"As far as I'm concerned, this is over," Senator John Kennedy tweeted. "It's time to move on."

The attorney general was scheduled to appear before House Judiciary Committee on Thursday for further questioning about the Mueller probe, but failed to appear.

What have Democrats said?

There has been a growing call for Mr Barr to resign, including from numerous candidates for the Democratic Party's presidential nomination in the 2020 election.

Ms Harris and her colleagues Senators Elizabeth Warren and Kirsten Gillibrand all called for him to step down on Twitter, as did former Texas congressman Beto O'Rourke.

Democratic Committee chair Jerrold Nadler has threatened to hold Mr Barr in contempt of Congress after he missed a deadline to release the full Mueller report.
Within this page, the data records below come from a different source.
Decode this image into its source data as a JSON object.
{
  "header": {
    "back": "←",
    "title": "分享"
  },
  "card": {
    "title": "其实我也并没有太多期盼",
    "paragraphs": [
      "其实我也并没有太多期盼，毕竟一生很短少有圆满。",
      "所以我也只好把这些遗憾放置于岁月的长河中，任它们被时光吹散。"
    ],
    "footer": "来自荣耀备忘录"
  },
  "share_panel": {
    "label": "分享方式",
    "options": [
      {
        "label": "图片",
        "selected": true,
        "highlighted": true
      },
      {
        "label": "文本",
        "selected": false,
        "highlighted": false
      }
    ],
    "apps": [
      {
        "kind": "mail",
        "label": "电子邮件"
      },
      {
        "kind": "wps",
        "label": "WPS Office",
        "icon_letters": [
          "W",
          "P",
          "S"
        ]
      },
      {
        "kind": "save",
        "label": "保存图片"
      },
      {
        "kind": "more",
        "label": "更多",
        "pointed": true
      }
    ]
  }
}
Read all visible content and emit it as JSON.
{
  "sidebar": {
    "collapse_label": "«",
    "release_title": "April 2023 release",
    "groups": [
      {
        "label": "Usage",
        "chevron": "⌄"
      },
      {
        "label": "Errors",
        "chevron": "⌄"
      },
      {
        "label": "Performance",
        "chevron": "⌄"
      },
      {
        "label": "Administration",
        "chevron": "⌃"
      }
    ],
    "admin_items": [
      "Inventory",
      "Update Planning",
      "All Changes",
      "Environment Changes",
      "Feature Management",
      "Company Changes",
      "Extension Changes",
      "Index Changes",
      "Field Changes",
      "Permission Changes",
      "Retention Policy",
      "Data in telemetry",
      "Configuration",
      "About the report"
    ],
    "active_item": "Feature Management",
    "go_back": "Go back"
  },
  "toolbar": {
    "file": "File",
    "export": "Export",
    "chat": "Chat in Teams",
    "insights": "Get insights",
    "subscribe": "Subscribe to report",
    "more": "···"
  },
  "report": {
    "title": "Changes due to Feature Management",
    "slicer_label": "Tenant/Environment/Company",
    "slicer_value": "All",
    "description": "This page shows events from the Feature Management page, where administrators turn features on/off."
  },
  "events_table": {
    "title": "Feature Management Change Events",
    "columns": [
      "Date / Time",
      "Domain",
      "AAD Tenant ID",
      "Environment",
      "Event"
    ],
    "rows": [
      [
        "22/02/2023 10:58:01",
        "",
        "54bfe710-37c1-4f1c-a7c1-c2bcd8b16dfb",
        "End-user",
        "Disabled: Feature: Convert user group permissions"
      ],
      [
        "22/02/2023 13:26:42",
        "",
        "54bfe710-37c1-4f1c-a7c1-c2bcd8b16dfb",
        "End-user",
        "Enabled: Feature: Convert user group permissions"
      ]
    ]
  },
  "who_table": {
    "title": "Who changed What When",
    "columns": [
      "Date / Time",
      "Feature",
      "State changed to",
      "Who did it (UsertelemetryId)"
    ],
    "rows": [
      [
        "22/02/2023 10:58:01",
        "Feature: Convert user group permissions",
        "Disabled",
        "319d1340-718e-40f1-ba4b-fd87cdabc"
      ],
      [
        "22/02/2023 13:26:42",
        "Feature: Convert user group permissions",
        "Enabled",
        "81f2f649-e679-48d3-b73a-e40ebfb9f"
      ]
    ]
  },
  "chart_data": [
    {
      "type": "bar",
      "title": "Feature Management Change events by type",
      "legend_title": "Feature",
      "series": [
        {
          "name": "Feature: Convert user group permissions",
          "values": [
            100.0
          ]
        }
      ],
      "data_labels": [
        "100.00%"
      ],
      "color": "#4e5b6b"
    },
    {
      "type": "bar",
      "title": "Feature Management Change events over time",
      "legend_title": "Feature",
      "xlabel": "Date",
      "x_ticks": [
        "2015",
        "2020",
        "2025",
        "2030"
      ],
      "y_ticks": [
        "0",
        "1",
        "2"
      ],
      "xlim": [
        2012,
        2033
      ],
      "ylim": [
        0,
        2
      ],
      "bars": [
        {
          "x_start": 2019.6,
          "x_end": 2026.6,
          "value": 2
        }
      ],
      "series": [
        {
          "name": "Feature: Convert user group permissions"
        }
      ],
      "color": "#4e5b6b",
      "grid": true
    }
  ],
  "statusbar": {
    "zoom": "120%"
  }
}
"We will make one more good-faith attempt to negotiate and to get the access to the report that we need, and then if we don't get that, we will proceed to hold the attorney general in contempt," he told reporters.

In a more light-hearted display, Democratic congressman Steve Cohen brought a bucket of fried chicken and a chicken statue to the House Judiciary Committee hearing on Thursday, and left them in Mr Barr's vacant seat.